"At that point all I could think about was all the bullshit I’ve had to deal with on ESEA for the longest time, not because of a completely lacking of ability to talk, or mechanical skill, or anything like that, but just because of a small speech problem that is caused by something I have no control over.”

One viewer who felt bad for seeing Bahriz getting pushed around decided to go on Reddit and gather some CS:GO fans to show him some love. They did exactly that. Moments later thousands of viewers tuned in to his stream and hundreds of dollars in donations began to pour in.

“At this very moment my mom is making a phone call to the only clinic in Southern California that does the eye surgery that I need, telling them that she will be able to pay out of pocket (because of stream donations),” he said. He was previously unable to afford this surgery because they didn’t take his insurance. He also said he’s signed a partnership deal with Twitch, and he’s hoping the money from subscriptions can help fund a summer trip to Algeria. “Honestly all these donations have given me, a 17 year old, a level of financial security that I cannot even begin to fathom,”

Bahriz wasn't going to let this moment go without giving a shout-out to the dozens of other handicapped players who go through the same struggles.

“You think I’m the only one who manages to play this game semi-decently with a handicap? Look at Handi, dude has no arms and still destroys people.”

“It really shouldn’t be that difficult to distinguish a troll from an actual disabled person. Had the players that kicked me looked at my profile for one second they would’ve easily seen that I’ve been a member of ESEA for far longer than them and have much higher karma,” he said. “So just try to be more respectful and considerate of the people you play with. I understand that trolling and bad stuff happen in CS:GO but there is a line that cannot be crossed, and people need to learn to recognize where that line is.”

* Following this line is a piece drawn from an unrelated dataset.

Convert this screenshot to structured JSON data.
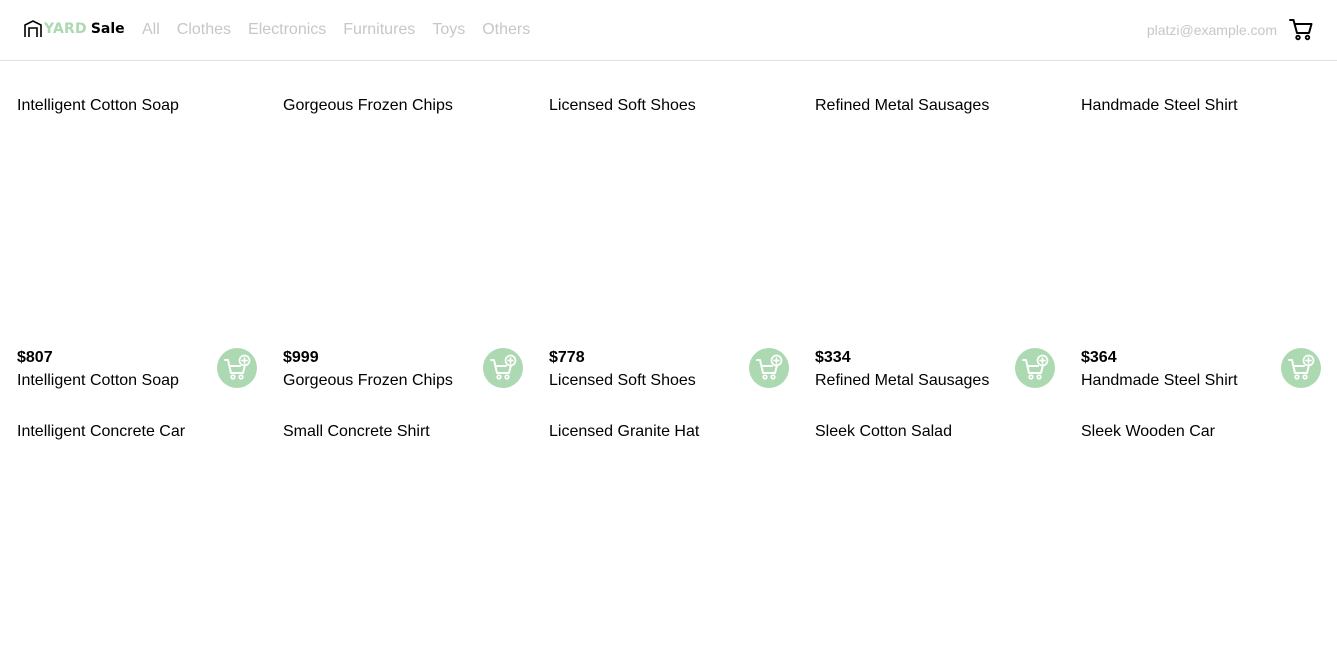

If you want to show Adam Bahriz some love, you can click here to go to his Twitch stream. It's good to see that even on a place as cruel and dark as the internet, some great, heartwarming stories can come out of it.